How to complete this task: Extract all lines in the data that contain the word "éléments".
** Data provided follows **
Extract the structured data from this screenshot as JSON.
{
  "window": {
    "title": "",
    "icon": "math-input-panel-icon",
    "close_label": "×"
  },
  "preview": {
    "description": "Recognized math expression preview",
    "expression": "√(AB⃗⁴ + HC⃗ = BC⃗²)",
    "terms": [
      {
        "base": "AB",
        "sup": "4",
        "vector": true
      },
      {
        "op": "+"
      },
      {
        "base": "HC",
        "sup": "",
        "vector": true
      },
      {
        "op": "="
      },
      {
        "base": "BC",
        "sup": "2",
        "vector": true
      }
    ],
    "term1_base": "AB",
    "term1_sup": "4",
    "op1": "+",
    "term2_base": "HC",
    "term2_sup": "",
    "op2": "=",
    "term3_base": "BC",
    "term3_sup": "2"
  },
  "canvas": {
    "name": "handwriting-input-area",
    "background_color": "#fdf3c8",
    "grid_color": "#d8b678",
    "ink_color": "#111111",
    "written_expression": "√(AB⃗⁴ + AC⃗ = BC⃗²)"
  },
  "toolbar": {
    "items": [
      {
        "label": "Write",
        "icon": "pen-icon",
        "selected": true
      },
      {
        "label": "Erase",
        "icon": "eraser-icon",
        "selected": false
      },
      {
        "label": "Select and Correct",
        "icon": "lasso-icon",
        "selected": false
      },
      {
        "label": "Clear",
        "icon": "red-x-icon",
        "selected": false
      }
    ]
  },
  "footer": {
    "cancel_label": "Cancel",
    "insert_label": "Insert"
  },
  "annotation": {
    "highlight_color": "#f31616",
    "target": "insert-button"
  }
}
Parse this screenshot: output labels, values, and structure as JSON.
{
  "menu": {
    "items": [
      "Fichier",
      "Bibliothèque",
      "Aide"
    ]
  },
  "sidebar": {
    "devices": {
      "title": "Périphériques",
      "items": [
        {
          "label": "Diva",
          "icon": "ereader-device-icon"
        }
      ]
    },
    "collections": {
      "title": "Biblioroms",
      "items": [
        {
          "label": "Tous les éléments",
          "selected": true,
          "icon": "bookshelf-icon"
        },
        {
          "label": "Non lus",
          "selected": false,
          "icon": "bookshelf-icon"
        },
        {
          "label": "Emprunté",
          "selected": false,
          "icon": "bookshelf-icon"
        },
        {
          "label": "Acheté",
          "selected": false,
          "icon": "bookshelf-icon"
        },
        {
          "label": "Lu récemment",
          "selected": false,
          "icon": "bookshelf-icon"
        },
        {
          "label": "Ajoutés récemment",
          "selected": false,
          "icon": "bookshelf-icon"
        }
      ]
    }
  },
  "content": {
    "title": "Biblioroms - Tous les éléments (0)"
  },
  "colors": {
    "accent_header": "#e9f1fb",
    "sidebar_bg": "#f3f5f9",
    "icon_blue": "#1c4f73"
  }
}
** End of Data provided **
Exercise response:
          "label": "Tous les éléments",
    "title": "Biblioroms - Tous les éléments (0)"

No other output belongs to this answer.